So why are the prices twice as high as advertised? The answer may lie in the raw component list for the astrahus, which was intended to be equivalent to a starbase in order to keep it accessible to individuals and small corporations. It uses the exact same types of raw component as a large starbase control tower but requires just over twice as many of each component, and the control tower used to cost just over 300 million ISK. CCP’s official expansion launch PR still says citadels cost from 700 million to 120 billion ISK, but demand of the components has more than tripled and that has pushed up the price.
Developer CCP Claymore suggested on the forum that the prices will eventually settle out and were initially just spiking due to market speculation. The issue is that the components have a relatively stable and slow-glowing supply from players doing planetary industry but the increased demand for the components is likely to remain high in the long term. It’s anyone’s guess as to where the prices will finally settle when the market reaches equilibrium, and whether destruction of citadels will be enough to keep demand high indefinitely.
When the details of citadels were first revealed, EVE players all across the game started making plans for how to take advantage of them. Pirates thought of setting up stations near the stargates in well-travelled trade routes, miners envisioned bringing refining services to previously untapped star systems, and wealthy traders imagined building their own trade hubs.

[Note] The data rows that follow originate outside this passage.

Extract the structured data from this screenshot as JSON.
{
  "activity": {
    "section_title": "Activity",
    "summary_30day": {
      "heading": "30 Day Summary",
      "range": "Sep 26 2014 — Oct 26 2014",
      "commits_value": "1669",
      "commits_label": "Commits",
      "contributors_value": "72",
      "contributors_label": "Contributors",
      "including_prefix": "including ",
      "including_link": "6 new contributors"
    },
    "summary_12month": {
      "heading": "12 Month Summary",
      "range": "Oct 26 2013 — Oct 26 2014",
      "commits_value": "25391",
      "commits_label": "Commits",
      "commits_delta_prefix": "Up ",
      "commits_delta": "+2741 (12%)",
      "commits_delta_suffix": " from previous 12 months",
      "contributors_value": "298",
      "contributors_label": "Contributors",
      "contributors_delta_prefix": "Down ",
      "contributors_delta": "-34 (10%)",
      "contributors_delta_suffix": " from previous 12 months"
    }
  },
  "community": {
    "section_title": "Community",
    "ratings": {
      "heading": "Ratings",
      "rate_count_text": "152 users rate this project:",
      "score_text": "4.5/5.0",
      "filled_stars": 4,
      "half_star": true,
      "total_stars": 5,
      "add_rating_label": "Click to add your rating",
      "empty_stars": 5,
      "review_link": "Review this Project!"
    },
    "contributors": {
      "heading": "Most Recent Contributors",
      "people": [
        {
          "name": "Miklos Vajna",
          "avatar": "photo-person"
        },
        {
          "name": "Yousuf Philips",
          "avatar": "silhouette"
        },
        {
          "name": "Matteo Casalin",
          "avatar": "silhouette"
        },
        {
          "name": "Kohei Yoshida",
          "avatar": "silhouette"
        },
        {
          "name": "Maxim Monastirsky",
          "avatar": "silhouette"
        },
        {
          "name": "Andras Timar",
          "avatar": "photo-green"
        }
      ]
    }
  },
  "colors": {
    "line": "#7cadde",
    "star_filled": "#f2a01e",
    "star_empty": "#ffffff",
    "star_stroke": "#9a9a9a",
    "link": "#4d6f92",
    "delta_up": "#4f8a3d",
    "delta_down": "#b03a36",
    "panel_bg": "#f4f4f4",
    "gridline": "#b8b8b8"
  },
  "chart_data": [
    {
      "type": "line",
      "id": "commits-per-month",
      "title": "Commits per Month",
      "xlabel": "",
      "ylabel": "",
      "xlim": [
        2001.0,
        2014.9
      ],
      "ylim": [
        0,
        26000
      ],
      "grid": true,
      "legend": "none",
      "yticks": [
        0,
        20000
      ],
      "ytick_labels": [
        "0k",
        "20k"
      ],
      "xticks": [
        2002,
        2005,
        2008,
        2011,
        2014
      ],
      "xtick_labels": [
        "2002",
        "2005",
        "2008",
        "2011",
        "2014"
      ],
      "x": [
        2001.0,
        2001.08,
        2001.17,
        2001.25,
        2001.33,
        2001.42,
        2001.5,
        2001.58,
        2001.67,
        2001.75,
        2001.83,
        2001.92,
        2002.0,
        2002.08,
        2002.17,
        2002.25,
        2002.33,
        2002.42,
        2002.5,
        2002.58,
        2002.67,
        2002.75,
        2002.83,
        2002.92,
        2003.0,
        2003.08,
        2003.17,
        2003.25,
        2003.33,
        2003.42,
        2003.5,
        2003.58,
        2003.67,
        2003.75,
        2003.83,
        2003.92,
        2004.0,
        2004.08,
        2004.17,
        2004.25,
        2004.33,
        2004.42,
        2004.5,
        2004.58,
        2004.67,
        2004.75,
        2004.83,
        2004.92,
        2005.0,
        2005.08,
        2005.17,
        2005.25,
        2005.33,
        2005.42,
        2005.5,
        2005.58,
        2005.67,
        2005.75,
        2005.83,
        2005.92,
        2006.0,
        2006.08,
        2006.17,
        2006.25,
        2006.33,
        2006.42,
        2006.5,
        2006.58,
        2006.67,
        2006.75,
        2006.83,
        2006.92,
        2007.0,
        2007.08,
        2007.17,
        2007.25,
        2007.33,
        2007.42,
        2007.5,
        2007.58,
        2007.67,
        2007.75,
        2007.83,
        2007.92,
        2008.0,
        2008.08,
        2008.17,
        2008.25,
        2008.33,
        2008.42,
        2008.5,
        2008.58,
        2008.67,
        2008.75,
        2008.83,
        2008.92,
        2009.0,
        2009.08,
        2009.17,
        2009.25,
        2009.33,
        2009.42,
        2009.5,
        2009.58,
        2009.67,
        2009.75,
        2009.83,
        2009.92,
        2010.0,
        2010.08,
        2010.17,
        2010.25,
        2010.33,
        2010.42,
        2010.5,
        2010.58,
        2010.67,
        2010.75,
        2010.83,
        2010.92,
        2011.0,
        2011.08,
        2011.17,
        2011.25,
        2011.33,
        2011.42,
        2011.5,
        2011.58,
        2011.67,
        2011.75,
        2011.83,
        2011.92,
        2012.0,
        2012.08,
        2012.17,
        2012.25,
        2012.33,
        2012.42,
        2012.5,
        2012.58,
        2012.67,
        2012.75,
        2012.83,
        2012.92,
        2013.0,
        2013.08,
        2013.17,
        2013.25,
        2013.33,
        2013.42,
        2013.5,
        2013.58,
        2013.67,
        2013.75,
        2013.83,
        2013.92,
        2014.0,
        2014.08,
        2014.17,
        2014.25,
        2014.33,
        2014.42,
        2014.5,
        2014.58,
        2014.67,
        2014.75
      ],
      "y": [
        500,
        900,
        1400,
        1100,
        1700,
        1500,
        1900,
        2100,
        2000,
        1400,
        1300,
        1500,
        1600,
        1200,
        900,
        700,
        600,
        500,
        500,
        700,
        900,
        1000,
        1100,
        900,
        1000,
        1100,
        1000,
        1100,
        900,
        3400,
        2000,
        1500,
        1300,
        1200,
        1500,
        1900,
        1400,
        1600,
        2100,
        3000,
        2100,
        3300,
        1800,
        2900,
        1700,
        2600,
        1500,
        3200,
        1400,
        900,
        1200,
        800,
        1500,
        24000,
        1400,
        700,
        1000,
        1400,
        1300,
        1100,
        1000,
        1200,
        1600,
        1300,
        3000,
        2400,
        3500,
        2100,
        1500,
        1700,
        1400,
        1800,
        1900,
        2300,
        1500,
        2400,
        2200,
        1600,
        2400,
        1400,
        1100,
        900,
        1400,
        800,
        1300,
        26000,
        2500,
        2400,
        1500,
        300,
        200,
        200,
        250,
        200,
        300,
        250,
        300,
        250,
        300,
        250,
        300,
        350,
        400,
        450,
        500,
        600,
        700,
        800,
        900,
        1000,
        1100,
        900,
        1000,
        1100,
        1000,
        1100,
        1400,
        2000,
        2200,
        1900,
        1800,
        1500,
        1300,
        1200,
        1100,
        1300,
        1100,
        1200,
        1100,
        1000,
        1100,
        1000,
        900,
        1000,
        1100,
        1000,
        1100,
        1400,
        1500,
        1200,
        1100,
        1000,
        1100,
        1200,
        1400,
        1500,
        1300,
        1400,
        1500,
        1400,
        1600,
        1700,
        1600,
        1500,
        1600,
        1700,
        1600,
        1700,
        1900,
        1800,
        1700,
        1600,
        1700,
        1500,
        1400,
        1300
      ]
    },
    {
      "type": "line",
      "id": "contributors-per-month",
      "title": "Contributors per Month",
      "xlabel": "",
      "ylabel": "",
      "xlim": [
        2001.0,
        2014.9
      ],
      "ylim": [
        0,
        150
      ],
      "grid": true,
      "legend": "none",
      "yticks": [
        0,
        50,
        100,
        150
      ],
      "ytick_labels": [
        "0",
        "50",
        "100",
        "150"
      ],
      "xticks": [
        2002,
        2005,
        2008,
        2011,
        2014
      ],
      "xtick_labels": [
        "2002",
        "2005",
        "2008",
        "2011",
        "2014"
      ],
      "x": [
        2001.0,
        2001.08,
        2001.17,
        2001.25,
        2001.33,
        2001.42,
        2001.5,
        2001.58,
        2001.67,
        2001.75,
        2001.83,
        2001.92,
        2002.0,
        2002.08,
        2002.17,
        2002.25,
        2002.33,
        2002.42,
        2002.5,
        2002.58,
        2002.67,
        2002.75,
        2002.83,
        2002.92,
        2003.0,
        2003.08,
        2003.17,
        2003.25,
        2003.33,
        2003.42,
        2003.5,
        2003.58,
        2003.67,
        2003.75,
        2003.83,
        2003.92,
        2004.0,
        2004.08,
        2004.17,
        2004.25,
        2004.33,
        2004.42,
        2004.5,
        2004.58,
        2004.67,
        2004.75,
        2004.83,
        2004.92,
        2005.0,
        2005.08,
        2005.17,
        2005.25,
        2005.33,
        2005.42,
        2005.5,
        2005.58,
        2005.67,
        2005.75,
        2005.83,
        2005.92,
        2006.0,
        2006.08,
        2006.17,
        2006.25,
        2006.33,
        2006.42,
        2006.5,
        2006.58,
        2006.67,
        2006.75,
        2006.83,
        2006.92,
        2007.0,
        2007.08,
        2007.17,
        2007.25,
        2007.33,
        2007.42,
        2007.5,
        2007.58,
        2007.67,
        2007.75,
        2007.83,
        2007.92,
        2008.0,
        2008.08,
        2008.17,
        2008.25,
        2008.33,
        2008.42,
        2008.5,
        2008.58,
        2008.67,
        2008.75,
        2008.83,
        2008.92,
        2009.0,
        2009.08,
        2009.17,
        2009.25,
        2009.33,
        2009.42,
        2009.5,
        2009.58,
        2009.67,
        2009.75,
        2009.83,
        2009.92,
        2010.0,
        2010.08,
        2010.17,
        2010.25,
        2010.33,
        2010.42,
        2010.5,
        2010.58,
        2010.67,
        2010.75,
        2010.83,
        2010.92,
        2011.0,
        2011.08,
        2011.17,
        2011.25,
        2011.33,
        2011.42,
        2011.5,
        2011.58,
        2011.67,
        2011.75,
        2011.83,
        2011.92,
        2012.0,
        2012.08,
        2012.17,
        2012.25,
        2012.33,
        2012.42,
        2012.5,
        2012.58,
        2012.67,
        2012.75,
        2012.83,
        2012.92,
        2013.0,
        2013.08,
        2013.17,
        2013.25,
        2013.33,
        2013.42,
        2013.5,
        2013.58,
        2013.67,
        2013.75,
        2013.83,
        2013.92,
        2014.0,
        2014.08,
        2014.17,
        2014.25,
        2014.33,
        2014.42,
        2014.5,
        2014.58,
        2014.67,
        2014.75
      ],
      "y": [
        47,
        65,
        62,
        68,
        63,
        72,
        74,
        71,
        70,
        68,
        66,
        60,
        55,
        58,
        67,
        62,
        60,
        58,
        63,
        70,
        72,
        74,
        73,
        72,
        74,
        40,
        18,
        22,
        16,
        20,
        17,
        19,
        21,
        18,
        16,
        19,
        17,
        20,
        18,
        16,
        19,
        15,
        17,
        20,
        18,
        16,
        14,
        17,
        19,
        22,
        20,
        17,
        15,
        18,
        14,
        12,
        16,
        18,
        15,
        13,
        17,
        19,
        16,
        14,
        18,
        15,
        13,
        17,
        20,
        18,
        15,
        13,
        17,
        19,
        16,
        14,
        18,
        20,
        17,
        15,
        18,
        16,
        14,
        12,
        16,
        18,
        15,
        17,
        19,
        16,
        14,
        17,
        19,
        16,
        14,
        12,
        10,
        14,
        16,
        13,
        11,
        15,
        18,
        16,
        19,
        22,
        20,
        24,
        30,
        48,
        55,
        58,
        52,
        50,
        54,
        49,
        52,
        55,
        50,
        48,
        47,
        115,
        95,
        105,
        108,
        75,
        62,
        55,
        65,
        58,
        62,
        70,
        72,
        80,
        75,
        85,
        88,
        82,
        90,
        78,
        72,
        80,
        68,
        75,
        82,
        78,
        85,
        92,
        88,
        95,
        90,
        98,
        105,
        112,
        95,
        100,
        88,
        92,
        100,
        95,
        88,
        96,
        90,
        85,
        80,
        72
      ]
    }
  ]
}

It’s been only a month since the expansion landed, but all of this and more has already happened; It’s just unfortunate that the build price of the astrahus seems to have stabilised at over a billion ISK, as a starbase may still be a more cost-effective choice for small corporations. It’ll be interesting to see how citadels are used in the coming months as we look forward to the release of industrial structures and drilling platforms this autumn and winter.